WORK TASK: How many lines of the material below contain the string "JSON"? Answer with the number and nothing else.

= = =

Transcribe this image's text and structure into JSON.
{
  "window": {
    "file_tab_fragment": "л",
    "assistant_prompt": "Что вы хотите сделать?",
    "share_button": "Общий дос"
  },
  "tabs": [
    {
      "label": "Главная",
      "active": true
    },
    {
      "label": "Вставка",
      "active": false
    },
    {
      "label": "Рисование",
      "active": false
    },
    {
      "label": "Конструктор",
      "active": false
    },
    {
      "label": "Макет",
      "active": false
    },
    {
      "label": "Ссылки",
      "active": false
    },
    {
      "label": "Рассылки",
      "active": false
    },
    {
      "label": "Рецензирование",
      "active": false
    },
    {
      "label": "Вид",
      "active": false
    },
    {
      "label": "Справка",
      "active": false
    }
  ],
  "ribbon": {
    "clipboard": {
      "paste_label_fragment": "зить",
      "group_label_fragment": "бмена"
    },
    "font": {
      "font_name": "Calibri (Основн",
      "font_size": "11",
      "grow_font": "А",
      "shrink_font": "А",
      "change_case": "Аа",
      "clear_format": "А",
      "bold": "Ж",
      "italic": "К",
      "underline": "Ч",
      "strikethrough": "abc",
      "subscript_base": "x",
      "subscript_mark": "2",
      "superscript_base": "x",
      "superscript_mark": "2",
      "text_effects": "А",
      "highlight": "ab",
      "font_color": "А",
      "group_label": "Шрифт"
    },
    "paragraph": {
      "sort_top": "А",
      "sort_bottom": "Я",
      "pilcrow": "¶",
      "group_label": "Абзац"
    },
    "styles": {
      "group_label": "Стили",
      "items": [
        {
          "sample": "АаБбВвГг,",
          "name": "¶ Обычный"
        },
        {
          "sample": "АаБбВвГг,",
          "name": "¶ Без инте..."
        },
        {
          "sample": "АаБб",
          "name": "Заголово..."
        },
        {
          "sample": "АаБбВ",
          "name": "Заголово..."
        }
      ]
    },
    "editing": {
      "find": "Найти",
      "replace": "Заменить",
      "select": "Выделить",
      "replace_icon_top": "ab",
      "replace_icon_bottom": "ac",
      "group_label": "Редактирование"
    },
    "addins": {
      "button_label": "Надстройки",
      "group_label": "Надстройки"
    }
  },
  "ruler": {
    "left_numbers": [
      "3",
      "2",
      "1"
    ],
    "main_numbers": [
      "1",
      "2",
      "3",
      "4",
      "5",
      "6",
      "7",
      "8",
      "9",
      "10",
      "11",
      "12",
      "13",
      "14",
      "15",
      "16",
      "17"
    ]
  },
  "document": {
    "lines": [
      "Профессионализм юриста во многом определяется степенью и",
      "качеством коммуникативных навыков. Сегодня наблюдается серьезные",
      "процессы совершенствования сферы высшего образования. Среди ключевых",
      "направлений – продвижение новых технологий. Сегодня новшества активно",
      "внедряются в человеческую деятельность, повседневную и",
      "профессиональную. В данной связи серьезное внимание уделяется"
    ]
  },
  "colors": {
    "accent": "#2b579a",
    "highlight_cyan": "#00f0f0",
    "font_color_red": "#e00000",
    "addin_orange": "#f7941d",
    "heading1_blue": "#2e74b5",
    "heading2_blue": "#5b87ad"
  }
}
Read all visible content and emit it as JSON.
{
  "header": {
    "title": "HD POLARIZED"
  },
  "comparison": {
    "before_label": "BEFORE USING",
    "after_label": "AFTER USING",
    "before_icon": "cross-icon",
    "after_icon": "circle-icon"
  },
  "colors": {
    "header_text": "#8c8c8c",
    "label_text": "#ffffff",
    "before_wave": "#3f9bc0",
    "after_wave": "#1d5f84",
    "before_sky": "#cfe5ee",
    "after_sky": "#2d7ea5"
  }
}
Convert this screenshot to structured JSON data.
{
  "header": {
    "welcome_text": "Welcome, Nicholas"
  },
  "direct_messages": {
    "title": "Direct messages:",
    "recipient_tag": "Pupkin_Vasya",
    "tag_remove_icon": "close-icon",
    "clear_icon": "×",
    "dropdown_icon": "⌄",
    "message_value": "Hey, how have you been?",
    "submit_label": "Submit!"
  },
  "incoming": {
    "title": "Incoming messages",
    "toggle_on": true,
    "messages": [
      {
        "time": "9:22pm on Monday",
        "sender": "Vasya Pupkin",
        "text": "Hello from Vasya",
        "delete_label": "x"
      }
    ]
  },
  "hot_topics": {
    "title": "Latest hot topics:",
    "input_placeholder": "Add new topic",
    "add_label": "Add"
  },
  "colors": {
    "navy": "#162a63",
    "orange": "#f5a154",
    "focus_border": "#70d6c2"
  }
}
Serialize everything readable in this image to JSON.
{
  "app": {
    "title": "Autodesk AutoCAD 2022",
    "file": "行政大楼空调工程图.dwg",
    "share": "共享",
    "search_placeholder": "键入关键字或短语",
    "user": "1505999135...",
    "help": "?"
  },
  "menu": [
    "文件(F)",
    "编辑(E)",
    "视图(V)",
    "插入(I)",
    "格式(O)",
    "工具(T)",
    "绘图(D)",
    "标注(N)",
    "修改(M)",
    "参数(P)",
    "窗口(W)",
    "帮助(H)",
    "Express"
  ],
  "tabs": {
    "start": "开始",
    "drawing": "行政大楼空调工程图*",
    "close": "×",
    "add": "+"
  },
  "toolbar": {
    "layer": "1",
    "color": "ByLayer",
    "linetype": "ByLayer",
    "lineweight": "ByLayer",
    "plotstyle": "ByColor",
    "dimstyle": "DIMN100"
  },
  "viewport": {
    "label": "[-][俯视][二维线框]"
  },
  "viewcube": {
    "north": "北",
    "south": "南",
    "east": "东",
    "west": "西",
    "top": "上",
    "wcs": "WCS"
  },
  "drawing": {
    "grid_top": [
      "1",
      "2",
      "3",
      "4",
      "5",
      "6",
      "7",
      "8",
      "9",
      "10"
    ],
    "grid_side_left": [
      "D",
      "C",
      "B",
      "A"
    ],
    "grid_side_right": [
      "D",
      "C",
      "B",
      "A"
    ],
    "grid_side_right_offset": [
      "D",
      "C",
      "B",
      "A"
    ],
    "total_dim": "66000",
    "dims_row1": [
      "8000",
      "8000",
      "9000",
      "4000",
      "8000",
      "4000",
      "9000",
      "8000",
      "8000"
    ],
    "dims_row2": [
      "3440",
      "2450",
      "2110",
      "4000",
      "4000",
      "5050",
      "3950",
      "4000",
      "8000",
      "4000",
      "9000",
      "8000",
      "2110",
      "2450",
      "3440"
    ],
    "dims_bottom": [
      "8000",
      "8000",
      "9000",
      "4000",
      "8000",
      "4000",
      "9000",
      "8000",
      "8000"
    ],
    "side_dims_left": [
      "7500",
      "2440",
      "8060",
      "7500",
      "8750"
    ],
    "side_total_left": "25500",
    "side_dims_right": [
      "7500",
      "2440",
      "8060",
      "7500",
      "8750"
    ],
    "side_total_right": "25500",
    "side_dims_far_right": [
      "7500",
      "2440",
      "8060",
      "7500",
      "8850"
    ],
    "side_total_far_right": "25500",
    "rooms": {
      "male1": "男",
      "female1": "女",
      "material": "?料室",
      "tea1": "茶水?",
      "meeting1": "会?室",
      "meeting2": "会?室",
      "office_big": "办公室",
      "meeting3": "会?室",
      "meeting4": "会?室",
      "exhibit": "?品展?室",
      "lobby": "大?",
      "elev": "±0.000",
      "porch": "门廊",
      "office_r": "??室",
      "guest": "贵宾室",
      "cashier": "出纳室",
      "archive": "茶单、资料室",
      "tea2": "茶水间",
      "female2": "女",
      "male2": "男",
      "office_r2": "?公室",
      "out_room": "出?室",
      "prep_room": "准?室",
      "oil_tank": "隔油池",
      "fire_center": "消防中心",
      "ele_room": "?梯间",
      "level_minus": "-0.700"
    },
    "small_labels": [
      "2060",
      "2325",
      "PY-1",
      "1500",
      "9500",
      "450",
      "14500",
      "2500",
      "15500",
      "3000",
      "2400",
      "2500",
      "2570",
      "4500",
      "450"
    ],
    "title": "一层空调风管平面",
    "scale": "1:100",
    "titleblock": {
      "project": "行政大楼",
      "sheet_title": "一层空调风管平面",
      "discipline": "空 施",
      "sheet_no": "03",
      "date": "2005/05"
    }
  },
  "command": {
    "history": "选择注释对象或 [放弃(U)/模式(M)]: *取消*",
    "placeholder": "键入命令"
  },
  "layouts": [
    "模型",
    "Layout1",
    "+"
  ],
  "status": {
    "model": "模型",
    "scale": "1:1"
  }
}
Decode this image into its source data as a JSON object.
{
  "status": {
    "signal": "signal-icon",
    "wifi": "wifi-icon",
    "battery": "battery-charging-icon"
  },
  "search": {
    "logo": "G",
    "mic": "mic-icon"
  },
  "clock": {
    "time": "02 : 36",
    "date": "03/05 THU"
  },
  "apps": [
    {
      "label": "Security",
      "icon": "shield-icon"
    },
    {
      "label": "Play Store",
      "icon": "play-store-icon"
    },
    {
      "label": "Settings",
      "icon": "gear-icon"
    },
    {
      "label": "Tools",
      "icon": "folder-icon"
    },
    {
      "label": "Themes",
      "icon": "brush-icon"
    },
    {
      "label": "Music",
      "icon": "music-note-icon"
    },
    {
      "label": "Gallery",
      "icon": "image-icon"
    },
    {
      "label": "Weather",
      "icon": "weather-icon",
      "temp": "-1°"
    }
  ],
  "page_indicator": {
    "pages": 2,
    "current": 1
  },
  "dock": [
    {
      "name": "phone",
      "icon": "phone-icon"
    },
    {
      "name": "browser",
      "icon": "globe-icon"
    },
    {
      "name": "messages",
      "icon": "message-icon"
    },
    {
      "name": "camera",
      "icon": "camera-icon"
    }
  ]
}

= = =

RESPONSE TO THIS TASK: 5